» **Problem statement**: Repeat the entries exactly. Leave nothing out.

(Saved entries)
_ _ _ _ _ _ _

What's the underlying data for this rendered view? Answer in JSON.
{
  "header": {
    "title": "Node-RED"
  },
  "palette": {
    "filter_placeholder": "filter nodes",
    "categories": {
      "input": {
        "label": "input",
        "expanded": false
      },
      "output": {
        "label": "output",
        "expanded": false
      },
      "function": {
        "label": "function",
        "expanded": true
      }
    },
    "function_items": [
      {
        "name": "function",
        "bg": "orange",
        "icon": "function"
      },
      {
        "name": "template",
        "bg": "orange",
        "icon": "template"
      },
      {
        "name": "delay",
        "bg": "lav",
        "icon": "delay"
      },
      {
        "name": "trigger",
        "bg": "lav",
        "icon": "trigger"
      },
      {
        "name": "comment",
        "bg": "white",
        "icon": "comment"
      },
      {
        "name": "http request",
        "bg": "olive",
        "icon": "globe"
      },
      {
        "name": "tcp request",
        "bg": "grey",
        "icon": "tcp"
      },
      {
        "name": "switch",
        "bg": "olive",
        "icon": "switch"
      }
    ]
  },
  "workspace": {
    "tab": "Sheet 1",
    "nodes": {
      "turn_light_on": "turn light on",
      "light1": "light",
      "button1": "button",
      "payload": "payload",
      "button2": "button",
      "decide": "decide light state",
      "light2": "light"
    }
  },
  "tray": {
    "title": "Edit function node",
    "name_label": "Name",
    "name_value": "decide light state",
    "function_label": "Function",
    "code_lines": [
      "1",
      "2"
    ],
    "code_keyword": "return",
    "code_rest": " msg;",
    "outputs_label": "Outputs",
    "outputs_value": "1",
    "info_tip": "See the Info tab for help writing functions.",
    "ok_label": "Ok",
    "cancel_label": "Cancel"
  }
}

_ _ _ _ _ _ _

» **Solution**:
What's the underlying data for this rendered view? Answer in JSON.
{
  "header": {
    "title": "Node-RED"
  },
  "palette": {
    "filter_placeholder": "filter nodes",
    "categories": {
      "input": {
        "label": "input",
        "expanded": false
      },
      "output": {
        "label": "output",
        "expanded": false
      },
      "function": {
        "label": "function",
        "expanded": true
      }
    },
    "function_items": [
      {
        "name": "function",
        "bg": "orange",
        "icon": "function"
      },
      {
        "name": "template",
        "bg": "orange",
        "icon": "template"
      },
      {
        "name": "delay",
        "bg": "lav",
        "icon": "delay"
      },
      {
        "name": "trigger",
        "bg": "lav",
        "icon": "trigger"
      },
      {
        "name": "comment",
        "bg": "white",
        "icon": "comment"
      },
      {
        "name": "http request",
        "bg": "olive",
        "icon": "globe"
      },
      {
        "name": "tcp request",
        "bg": "grey",
        "icon": "tcp"
      },
      {
        "name": "switch",
        "bg": "olive",
        "icon": "switch"
      }
    ]
  },
  "workspace": {
    "tab": "Sheet 1",
    "nodes": {
      "turn_light_on": "turn light on",
      "light1": "light",
      "button1": "button",
      "payload": "payload",
      "button2": "button",
      "decide": "decide light state",
      "light2": "light"
    }
  },
  "tray": {
    "title": "Edit function node",
    "name_label": "Name",
    "name_value": "decide light state",
    "function_label": "Function",
    "code_lines": [
      "1",
      "2"
    ],
    "code_keyword": "return",
    "code_rest": " msg;",
    "outputs_label": "Outputs",
    "outputs_value": "1",
    "info_tip": "See the Info tab for help writing functions.",
    "ok_label": "Ok",
    "cancel_label": "Cancel"
  }
}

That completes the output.